● **TASK DETAILS**: Copy every entry exactly as given, minus the images.

● **MATERIAL FOR THIS EXERCISE**:
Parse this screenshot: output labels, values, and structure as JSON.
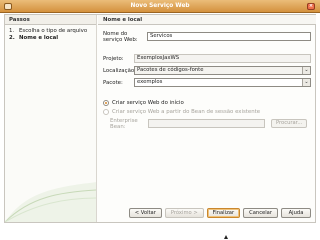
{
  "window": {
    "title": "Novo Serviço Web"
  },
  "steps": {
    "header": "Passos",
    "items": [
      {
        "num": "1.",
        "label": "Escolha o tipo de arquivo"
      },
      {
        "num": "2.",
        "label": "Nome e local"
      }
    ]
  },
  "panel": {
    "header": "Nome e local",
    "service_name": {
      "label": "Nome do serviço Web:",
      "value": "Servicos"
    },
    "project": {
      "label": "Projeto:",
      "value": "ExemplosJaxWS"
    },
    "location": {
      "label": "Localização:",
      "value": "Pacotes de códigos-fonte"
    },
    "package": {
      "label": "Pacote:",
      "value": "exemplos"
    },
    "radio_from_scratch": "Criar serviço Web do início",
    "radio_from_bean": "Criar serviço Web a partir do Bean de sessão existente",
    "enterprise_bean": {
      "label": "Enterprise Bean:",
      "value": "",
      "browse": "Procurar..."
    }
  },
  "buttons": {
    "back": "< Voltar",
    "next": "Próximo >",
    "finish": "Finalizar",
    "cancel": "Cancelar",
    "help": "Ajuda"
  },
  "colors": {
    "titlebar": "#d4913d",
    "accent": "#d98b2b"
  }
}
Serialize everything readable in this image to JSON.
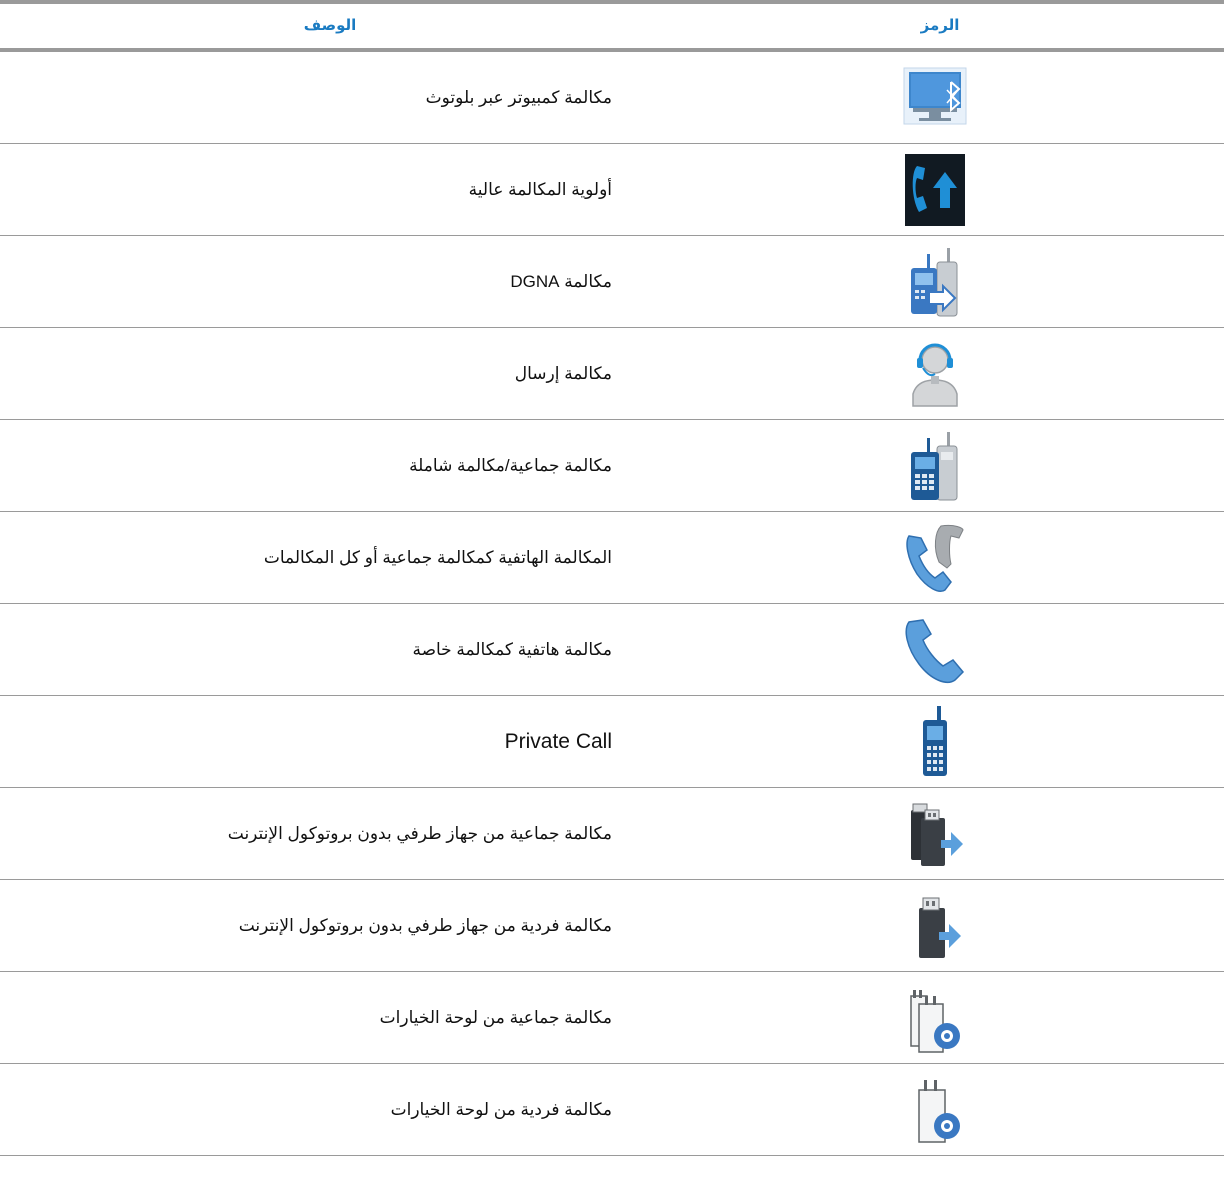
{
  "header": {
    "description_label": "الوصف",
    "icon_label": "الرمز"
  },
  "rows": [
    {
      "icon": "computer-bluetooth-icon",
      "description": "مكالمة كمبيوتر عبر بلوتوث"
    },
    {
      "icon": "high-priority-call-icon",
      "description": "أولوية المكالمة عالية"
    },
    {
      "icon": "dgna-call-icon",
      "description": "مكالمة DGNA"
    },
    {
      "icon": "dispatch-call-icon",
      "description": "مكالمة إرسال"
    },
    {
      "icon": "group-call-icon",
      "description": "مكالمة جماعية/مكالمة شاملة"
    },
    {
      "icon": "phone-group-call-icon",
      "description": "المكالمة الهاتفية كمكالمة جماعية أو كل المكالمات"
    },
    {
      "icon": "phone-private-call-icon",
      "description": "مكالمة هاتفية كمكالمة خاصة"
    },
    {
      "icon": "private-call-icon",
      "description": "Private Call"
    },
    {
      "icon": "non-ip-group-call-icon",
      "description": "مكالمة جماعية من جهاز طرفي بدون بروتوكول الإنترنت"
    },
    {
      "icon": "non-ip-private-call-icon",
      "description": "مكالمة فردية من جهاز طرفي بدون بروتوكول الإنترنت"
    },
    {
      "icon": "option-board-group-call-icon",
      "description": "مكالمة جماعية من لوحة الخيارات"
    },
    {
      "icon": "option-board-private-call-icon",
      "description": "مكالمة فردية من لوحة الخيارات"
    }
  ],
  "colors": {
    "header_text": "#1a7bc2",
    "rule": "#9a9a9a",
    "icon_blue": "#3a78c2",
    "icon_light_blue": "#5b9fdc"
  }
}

● **RESPONSE TO THIS TASK**:
Parse this screenshot: output labels, values, and structure as JSON.
{
  "window": {
    "title": "Novo Serviço Web"
  },
  "steps": {
    "header": "Passos",
    "items": [
      {
        "num": "1.",
        "label": "Escolha o tipo de arquivo"
      },
      {
        "num": "2.",
        "label": "Nome e local"
      }
    ]
  },
  "panel": {
    "header": "Nome e local",
    "service_name": {
      "label": "Nome do serviço Web:",
      "value": "Servicos"
    },
    "project": {
      "label": "Projeto:",
      "value": "ExemplosJaxWS"
    },
    "location": {
      "label": "Localização:",
      "value": "Pacotes de códigos-fonte"
    },
    "package": {
      "label": "Pacote:",
      "value": "exemplos"
    },
    "radio_from_scratch": "Criar serviço Web do início",
    "radio_from_bean": "Criar serviço Web a partir do Bean de sessão existente",
    "enterprise_bean": {
      "label": "Enterprise Bean:",
      "value": "",
      "browse": "Procurar..."
    }
  },
  "buttons": {
    "back": "< Voltar",
    "next": "Próximo >",
    "finish": "Finalizar",
    "cancel": "Cancelar",
    "help": "Ajuda"
  },
  "colors": {
    "titlebar": "#d4913d",
    "accent": "#d98b2b"
  }
}
Serialize everything readable in this image to JSON.
{
  "header": {
    "description_label": "الوصف",
    "icon_label": "الرمز"
  },
  "rows": [
    {
      "icon": "computer-bluetooth-icon",
      "description": "مكالمة كمبيوتر عبر بلوتوث"
    },
    {
      "icon": "high-priority-call-icon",
      "description": "أولوية المكالمة عالية"
    },
    {
      "icon": "dgna-call-icon",
      "description": "مكالمة DGNA"
    },
    {
      "icon": "dispatch-call-icon",
      "description": "مكالمة إرسال"
    },
    {
      "icon": "group-call-icon",
      "description": "مكالمة جماعية/مكالمة شاملة"
    },
    {
      "icon": "phone-group-call-icon",
      "description": "المكالمة الهاتفية كمكالمة جماعية أو كل المكالمات"
    },
    {
      "icon": "phone-private-call-icon",
      "description": "مكالمة هاتفية كمكالمة خاصة"
    },
    {
      "icon": "private-call-icon",
      "description": "Private Call"
    },
    {
      "icon": "non-ip-group-call-icon",
      "description": "مكالمة جماعية من جهاز طرفي بدون بروتوكول الإنترنت"
    },
    {
      "icon": "non-ip-private-call-icon",
      "description": "مكالمة فردية من جهاز طرفي بدون بروتوكول الإنترنت"
    },
    {
      "icon": "option-board-group-call-icon",
      "description": "مكالمة جماعية من لوحة الخيارات"
    },
    {
      "icon": "option-board-private-call-icon",
      "description": "مكالمة فردية من لوحة الخيارات"
    }
  ],
  "colors": {
    "header_text": "#1a7bc2",
    "rule": "#9a9a9a",
    "icon_blue": "#3a78c2",
    "icon_light_blue": "#5b9fdc"
  }
}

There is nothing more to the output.